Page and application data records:

-=-=-

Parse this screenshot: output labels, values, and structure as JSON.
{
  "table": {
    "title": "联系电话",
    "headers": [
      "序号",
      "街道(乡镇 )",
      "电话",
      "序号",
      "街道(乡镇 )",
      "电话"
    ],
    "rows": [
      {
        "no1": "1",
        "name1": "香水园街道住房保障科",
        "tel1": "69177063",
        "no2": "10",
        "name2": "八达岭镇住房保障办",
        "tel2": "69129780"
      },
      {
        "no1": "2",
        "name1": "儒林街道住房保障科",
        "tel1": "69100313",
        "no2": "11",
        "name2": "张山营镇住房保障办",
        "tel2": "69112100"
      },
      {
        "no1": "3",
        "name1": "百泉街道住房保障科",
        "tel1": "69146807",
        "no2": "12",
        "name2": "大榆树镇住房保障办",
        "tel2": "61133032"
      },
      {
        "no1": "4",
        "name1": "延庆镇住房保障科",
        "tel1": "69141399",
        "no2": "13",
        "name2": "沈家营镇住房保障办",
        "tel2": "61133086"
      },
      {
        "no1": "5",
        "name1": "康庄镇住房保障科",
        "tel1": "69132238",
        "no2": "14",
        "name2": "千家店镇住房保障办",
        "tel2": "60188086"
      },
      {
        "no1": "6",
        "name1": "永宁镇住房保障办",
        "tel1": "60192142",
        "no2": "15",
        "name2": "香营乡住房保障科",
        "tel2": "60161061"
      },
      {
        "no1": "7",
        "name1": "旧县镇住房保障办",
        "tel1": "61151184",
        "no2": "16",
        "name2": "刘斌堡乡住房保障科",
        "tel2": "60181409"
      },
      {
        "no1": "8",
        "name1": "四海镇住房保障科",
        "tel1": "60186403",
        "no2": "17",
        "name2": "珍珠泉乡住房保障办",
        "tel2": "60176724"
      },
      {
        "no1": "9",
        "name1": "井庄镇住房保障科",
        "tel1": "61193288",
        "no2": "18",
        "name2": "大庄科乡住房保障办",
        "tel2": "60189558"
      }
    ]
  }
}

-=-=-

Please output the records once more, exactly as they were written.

Parse this screenshot: output labels, values, and structure as JSON.
{
  "table": {
    "title": "联系电话",
    "headers": [
      "序号",
      "街道(乡镇 )",
      "电话",
      "序号",
      "街道(乡镇 )",
      "电话"
    ],
    "rows": [
      {
        "no1": "1",
        "name1": "香水园街道住房保障科",
        "tel1": "69177063",
        "no2": "10",
        "name2": "八达岭镇住房保障办",
        "tel2": "69129780"
      },
      {
        "no1": "2",
        "name1": "儒林街道住房保障科",
        "tel1": "69100313",
        "no2": "11",
        "name2": "张山营镇住房保障办",
        "tel2": "69112100"
      },
      {
        "no1": "3",
        "name1": "百泉街道住房保障科",
        "tel1": "69146807",
        "no2": "12",
        "name2": "大榆树镇住房保障办",
        "tel2": "61133032"
      },
      {
        "no1": "4",
        "name1": "延庆镇住房保障科",
        "tel1": "69141399",
        "no2": "13",
        "name2": "沈家营镇住房保障办",
        "tel2": "61133086"
      },
      {
        "no1": "5",
        "name1": "康庄镇住房保障科",
        "tel1": "69132238",
        "no2": "14",
        "name2": "千家店镇住房保障办",
        "tel2": "60188086"
      },
      {
        "no1": "6",
        "name1": "永宁镇住房保障办",
        "tel1": "60192142",
        "no2": "15",
        "name2": "香营乡住房保障科",
        "tel2": "60161061"
      },
      {
        "no1": "7",
        "name1": "旧县镇住房保障办",
        "tel1": "61151184",
        "no2": "16",
        "name2": "刘斌堡乡住房保障科",
        "tel2": "60181409"
      },
      {
        "no1": "8",
        "name1": "四海镇住房保障科",
        "tel1": "60186403",
        "no2": "17",
        "name2": "珍珠泉乡住房保障办",
        "tel2": "60176724"
      },
      {
        "no1": "9",
        "name1": "井庄镇住房保障科",
        "tel1": "61193288",
        "no2": "18",
        "name2": "大庄科乡住房保障办",
        "tel2": "60189558"
      }
    ]
  }
}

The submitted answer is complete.